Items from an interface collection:
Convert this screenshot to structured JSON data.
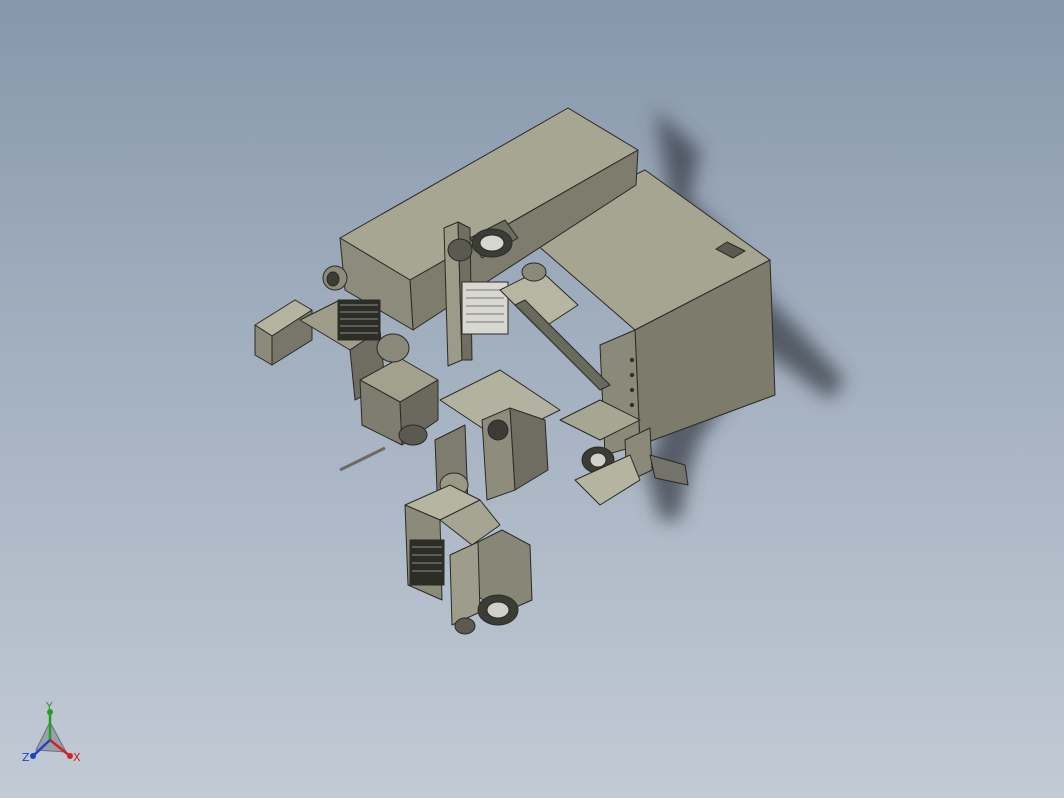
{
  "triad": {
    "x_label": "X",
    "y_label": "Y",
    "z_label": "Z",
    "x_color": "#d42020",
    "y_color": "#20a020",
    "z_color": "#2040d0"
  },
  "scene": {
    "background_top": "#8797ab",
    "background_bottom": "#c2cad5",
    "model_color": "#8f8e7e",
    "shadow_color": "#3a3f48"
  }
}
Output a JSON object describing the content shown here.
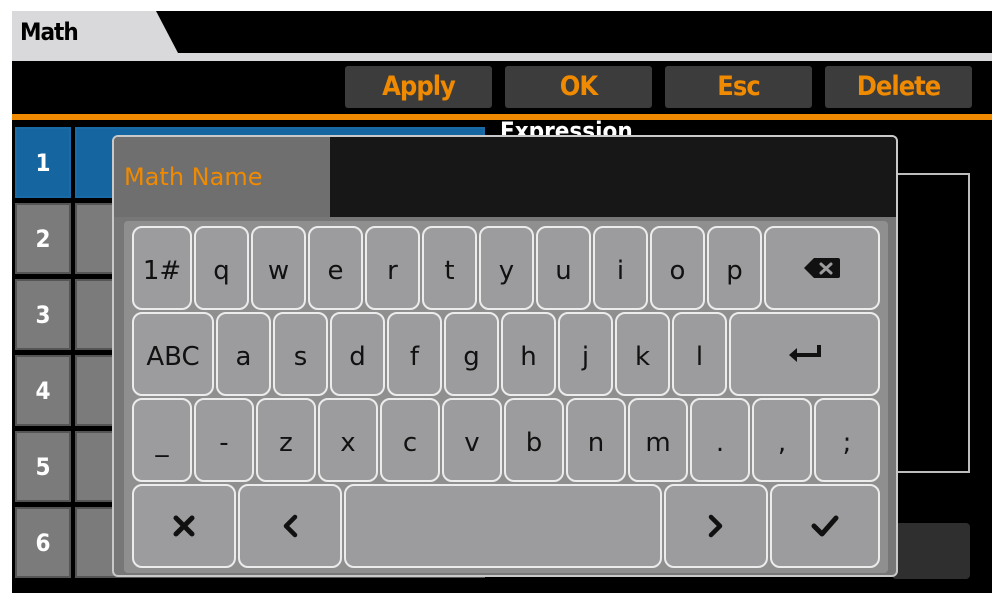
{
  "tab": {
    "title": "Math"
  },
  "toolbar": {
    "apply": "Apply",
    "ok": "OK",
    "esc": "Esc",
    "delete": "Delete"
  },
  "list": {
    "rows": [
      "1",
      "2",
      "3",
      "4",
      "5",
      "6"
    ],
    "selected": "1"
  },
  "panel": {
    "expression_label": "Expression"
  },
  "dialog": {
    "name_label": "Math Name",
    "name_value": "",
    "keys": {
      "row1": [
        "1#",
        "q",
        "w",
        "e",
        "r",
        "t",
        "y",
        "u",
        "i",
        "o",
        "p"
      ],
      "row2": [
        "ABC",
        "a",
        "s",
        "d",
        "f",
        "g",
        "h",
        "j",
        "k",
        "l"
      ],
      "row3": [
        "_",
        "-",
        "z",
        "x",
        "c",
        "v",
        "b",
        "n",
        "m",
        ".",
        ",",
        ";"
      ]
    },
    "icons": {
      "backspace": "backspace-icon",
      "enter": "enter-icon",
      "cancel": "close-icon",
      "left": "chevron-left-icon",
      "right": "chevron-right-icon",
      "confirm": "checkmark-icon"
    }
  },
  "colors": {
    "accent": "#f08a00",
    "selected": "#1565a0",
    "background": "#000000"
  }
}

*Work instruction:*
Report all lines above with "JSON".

*Exercise answer:*
Convert this screenshot to structured JSON data.
Output a JSON object describing the content shown here.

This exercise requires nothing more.